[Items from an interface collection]

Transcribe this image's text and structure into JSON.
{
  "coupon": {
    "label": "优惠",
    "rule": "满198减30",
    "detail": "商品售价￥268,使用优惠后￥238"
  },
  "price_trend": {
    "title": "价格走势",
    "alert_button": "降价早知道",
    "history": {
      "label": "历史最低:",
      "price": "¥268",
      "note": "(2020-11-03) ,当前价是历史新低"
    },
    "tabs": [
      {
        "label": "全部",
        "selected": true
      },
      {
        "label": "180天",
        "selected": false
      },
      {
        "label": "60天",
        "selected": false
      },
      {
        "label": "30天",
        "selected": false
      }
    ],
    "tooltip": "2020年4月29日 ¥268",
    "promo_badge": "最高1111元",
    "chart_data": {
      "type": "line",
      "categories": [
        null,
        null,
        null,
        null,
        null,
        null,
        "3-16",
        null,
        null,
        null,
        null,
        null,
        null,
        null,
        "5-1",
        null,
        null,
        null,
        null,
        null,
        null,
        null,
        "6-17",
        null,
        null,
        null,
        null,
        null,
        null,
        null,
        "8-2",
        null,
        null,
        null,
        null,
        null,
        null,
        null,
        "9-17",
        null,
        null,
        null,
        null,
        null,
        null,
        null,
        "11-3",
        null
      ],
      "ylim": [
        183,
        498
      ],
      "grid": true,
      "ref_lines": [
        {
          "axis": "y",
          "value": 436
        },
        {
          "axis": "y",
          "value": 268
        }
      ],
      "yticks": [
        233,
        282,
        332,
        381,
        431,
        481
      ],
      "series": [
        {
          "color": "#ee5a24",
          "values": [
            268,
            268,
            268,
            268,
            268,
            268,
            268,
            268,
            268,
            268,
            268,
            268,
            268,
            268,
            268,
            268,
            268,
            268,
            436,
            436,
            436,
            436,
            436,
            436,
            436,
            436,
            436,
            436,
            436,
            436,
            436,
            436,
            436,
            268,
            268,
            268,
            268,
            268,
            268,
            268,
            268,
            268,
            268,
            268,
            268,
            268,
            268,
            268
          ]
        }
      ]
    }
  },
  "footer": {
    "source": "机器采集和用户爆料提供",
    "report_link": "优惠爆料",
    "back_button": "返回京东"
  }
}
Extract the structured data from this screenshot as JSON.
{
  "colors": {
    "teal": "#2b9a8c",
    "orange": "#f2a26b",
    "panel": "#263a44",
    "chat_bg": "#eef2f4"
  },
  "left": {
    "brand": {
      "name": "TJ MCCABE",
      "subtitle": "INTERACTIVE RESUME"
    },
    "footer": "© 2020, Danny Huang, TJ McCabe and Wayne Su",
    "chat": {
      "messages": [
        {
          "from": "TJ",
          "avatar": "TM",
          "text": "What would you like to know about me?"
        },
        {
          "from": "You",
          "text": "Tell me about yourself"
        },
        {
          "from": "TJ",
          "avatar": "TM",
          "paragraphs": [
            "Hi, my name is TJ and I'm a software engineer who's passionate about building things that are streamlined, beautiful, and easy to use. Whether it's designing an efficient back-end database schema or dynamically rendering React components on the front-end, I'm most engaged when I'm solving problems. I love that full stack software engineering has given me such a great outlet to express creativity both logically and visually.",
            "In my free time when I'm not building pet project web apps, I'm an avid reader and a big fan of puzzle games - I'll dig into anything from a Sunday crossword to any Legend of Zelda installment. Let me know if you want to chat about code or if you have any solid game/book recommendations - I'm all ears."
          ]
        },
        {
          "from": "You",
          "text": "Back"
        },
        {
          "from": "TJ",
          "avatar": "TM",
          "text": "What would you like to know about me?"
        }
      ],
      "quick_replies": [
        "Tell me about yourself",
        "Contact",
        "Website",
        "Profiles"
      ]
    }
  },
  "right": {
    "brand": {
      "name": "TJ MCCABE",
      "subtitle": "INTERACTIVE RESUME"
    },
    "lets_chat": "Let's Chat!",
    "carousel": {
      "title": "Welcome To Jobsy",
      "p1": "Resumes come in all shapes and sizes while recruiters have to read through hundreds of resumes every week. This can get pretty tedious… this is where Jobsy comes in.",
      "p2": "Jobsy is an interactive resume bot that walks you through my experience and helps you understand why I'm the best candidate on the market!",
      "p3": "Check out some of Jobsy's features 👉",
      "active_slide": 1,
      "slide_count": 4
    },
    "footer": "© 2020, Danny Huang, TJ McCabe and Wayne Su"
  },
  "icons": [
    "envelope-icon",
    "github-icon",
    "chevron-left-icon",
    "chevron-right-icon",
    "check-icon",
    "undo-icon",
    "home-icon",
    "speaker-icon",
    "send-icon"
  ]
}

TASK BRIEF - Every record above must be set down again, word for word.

TASK OUTPUT -
Transcribe this image's text and structure into JSON.
{
  "coupon": {
    "label": "优惠",
    "rule": "满198减30",
    "detail": "商品售价￥268,使用优惠后￥238"
  },
  "price_trend": {
    "title": "价格走势",
    "alert_button": "降价早知道",
    "history": {
      "label": "历史最低:",
      "price": "¥268",
      "note": "(2020-11-03) ,当前价是历史新低"
    },
    "tabs": [
      {
        "label": "全部",
        "selected": true
      },
      {
        "label": "180天",
        "selected": false
      },
      {
        "label": "60天",
        "selected": false
      },
      {
        "label": "30天",
        "selected": false
      }
    ],
    "tooltip": "2020年4月29日 ¥268",
    "promo_badge": "最高1111元",
    "chart_data": {
      "type": "line",
      "categories": [
        null,
        null,
        null,
        null,
        null,
        null,
        "3-16",
        null,
        null,
        null,
        null,
        null,
        null,
        null,
        "5-1",
        null,
        null,
        null,
        null,
        null,
        null,
        null,
        "6-17",
        null,
        null,
        null,
        null,
        null,
        null,
        null,
        "8-2",
        null,
        null,
        null,
        null,
        null,
        null,
        null,
        "9-17",
        null,
        null,
        null,
        null,
        null,
        null,
        null,
        "11-3",
        null
      ],
      "ylim": [
        183,
        498
      ],
      "grid": true,
      "ref_lines": [
        {
          "axis": "y",
          "value": 436
        },
        {
          "axis": "y",
          "value": 268
        }
      ],
      "yticks": [
        233,
        282,
        332,
        381,
        431,
        481
      ],
      "series": [
        {
          "color": "#ee5a24",
          "values": [
            268,
            268,
            268,
            268,
            268,
            268,
            268,
            268,
            268,
            268,
            268,
            268,
            268,
            268,
            268,
            268,
            268,
            268,
            436,
            436,
            436,
            436,
            436,
            436,
            436,
            436,
            436,
            436,
            436,
            436,
            436,
            436,
            436,
            268,
            268,
            268,
            268,
            268,
            268,
            268,
            268,
            268,
            268,
            268,
            268,
            268,
            268,
            268
          ]
        }
      ]
    }
  },
  "footer": {
    "source": "机器采集和用户爆料提供",
    "report_link": "优惠爆料",
    "back_button": "返回京东"
  }
}
Extract the structured data from this screenshot as JSON.
{
  "colors": {
    "teal": "#2b9a8c",
    "orange": "#f2a26b",
    "panel": "#263a44",
    "chat_bg": "#eef2f4"
  },
  "left": {
    "brand": {
      "name": "TJ MCCABE",
      "subtitle": "INTERACTIVE RESUME"
    },
    "footer": "© 2020, Danny Huang, TJ McCabe and Wayne Su",
    "chat": {
      "messages": [
        {
          "from": "TJ",
          "avatar": "TM",
          "text": "What would you like to know about me?"
        },
        {
          "from": "You",
          "text": "Tell me about yourself"
        },
        {
          "from": "TJ",
          "avatar": "TM",
          "paragraphs": [
            "Hi, my name is TJ and I'm a software engineer who's passionate about building things that are streamlined, beautiful, and easy to use. Whether it's designing an efficient back-end database schema or dynamically rendering React components on the front-end, I'm most engaged when I'm solving problems. I love that full stack software engineering has given me such a great outlet to express creativity both logically and visually.",
            "In my free time when I'm not building pet project web apps, I'm an avid reader and a big fan of puzzle games - I'll dig into anything from a Sunday crossword to any Legend of Zelda installment. Let me know if you want to chat about code or if you have any solid game/book recommendations - I'm all ears."
          ]
        },
        {
          "from": "You",
          "text": "Back"
        },
        {
          "from": "TJ",
          "avatar": "TM",
          "text": "What would you like to know about me?"
        }
      ],
      "quick_replies": [
        "Tell me about yourself",
        "Contact",
        "Website",
        "Profiles"
      ]
    }
  },
  "right": {
    "brand": {
      "name": "TJ MCCABE",
      "subtitle": "INTERACTIVE RESUME"
    },
    "lets_chat": "Let's Chat!",
    "carousel": {
      "title": "Welcome To Jobsy",
      "p1": "Resumes come in all shapes and sizes while recruiters have to read through hundreds of resumes every week. This can get pretty tedious… this is where Jobsy comes in.",
      "p2": "Jobsy is an interactive resume bot that walks you through my experience and helps you understand why I'm the best candidate on the market!",
      "p3": "Check out some of Jobsy's features 👉",
      "active_slide": 1,
      "slide_count": 4
    },
    "footer": "© 2020, Danny Huang, TJ McCabe and Wayne Su"
  },
  "icons": [
    "envelope-icon",
    "github-icon",
    "chevron-left-icon",
    "chevron-right-icon",
    "check-icon",
    "undo-icon",
    "home-icon",
    "speaker-icon",
    "send-icon"
  ]
}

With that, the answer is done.